President-elect Joe Biden, in his first speech after being declared the winner of the 2020 presidential race, said that responding to the COVID-19 pandemic would be a top priority when he enters office and challenged legislators in the divided government he will likely be managing to try to work together.
“This is part of the mandate given to us from the American people,” Biden said, as he touted the record-breaking 74 million Americans (and counting) who cast ballots in his favor.
“They want us to cooperate in their interest, and that’s the choice I’ll make,” Biden said, “And I’ll call on Congress, Democrats and Republicans alike, to make that choice with me.”
Despite the grave challenges he faces as he enters office, Biden’s victory speech struck an optimistic tone, quoting Bible verses and falling back on Bidenisms that are familiar to anyone who’s followed his half-century in public life.
It did not include any direct attacks on President Trump. The current president’s name only was mentioned as Biden made an appeal to Trump’s supporters.
“The grim era of demonization in America,” Biden said, could “begin to end here and now.”
“It’s time to put away the harsh rhetoric, lower the temperature, see each other again. Listen to each other again. And to make progress, we have to stop treating our opponents as our enemies. They are not our enemies. They are Americans,” Biden said. “The Bible tells us, To everything there is a season, a time to build, a time to reap and a time to sow and a time to heal. This is the time to heal in America!”
In the more somber moments of Biden’s speech, he addressed how the COVID-19 outbreak has ravaged American society, speaking directly to those who lost loved ones among the 230,000 who have died of the virus.

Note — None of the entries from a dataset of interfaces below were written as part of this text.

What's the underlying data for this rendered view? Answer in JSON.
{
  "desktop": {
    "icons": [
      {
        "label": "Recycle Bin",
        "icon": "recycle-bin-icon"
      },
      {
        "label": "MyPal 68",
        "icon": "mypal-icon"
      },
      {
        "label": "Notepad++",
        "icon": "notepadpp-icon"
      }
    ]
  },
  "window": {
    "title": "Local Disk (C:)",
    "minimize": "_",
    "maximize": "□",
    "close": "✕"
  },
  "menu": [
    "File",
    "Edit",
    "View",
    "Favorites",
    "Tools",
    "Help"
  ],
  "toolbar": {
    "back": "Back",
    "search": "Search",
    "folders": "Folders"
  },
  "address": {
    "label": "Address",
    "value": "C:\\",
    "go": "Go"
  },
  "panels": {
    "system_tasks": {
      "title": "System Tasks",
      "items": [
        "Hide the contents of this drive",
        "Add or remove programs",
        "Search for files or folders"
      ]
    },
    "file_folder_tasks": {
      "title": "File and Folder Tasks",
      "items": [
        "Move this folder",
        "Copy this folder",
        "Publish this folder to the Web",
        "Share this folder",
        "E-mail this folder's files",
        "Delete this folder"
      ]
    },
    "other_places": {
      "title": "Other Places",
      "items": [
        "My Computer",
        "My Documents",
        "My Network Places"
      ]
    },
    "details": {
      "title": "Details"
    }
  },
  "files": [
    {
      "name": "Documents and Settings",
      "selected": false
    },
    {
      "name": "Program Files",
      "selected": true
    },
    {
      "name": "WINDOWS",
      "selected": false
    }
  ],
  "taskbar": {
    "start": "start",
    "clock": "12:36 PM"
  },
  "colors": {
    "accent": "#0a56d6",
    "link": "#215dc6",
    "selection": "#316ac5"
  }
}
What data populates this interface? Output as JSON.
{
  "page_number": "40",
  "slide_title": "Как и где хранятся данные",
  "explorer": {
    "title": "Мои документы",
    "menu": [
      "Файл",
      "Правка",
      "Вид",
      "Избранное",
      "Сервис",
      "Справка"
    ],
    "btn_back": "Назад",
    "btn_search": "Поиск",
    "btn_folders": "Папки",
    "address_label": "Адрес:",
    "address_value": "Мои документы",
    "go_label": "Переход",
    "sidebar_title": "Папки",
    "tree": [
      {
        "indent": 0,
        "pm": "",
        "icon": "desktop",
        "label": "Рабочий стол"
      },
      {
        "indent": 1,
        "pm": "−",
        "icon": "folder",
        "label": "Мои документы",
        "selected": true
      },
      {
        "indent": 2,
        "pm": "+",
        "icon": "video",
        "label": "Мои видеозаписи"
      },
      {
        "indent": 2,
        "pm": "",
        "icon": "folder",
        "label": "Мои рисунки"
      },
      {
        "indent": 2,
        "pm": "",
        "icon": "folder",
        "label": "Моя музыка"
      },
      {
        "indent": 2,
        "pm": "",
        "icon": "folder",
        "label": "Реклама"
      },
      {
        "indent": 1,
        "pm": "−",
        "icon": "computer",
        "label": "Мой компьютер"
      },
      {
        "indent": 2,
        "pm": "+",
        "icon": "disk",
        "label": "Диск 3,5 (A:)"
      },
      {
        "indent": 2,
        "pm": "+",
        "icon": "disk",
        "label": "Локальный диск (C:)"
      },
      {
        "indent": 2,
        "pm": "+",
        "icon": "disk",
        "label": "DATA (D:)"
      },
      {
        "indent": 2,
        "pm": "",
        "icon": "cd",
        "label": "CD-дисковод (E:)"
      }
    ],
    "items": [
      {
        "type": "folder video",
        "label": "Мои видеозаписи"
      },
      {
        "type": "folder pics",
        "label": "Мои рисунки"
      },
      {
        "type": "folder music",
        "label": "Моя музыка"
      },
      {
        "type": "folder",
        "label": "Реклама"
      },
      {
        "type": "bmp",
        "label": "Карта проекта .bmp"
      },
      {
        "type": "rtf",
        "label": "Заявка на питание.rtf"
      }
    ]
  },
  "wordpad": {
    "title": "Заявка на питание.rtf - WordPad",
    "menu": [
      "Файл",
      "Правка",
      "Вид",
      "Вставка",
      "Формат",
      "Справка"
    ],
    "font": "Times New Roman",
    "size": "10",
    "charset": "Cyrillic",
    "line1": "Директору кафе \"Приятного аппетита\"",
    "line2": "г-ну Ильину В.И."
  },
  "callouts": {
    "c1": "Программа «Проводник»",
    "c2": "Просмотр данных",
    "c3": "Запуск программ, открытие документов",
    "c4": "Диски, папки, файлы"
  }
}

He assured them that his heart “goes out to each and every one of you” while offering them a Bible hymn for solace.
He laid out an approach to the pandemic that would reckon directly with the reality that, without the virus contained, it would be impossible to “repair the economy, restore our vitality or relish life’s most precious moments.”
He announced that next week he’d be naming a slate of advisors to help him flesh out his COVID-19 response. He said that, in electing him, voters had called for an America that marshaled “the forces of decency, the forces of fairness … the forces of science and the forces of hope in the great battles of our time.”
He put that challenge of the pandemic in the context of the other obstacles that America has faced and conquered, and in the context of other kinds of challenges — like racial injustice, economic injustice and climate change — his administration would seek to overcome.
“Folks, America has always been shaped by inflection points, by moments in time where, we have made hard decisions about who we are and what we want to be,” he said.
Biden’s delivered the speech from Wilmington, Delaware, as Trump has refused to concede and has vowed to go to court to try to stave off defeat. That effort does not appear to be a serious one, and the silence of the vast majority of congressional Republicans in the hours since the race was called suggests Trump has few allies in the political establishment willing to get in the way of a peaceful transfer of power.
Yet, with Republicans looking likely to maintain their control of the Senate, Biden’s ability to respond to the crises facing the country will be severely constrained, while the legislative agenda he ran on will be significantly narrowed.
Biden’s promise for a conciliatory approach to government functioned as a rebuff to those on the left, who doubted the strength of his campaign in the Democratic primary, as well as an olive branch to those on the right, who — thanks the President’s fear-mongering — might doubt the legitimacy of his presidency.
“For all of those of you who voted for President Trump, I understand the disappointment tonight. I’ve lost a couple times myself. But now let’s give each other a chance,” Biden said.
Though the vote counts were trending his way by Wednesday morning, Biden held off on formally claiming victory until the networks projected him the winner (and then a few more hours, as the campaign waited for the sun to set and create the staging atmosphere it had planned for).
The forward-looking speech occasionally glanced back, for Biden to thank his campaign, to honor his family, to shout out election workers, and to address directly the supporters who propelled his presidential run.
“Especially those moments and especially those moments where this campaign was at its lowest ebb, the African-American community stood up again for me,” Biden said. “You always had my back and I’ll have yours.”
He noted the historic nature of Kamala Harris’ ascent to the vice presidency, and on several occasion invoked callbacks to the legacy of former President Obama, under whom Biden serves as vice president.
Obama and Biden often referred to each other as brothers. On Saturday, Biden told Harris and her husband Doug that “like it or not, you’re family. You’ve become an honorary Biden — there’s no way out.”
Not surprisingly, the speech ended on a similarly familial note, as Biden recalled an anecdote from his childhood.
“As our grand-pappy said, when I walked out of his home when I was a kid up in Scranton, he said, ‘Joey, keep the faith,'” Biden recalled. “And our grandmother, when she was alive, she’d yell, ‘no, Joey. Spread it.’ Spread the faith.”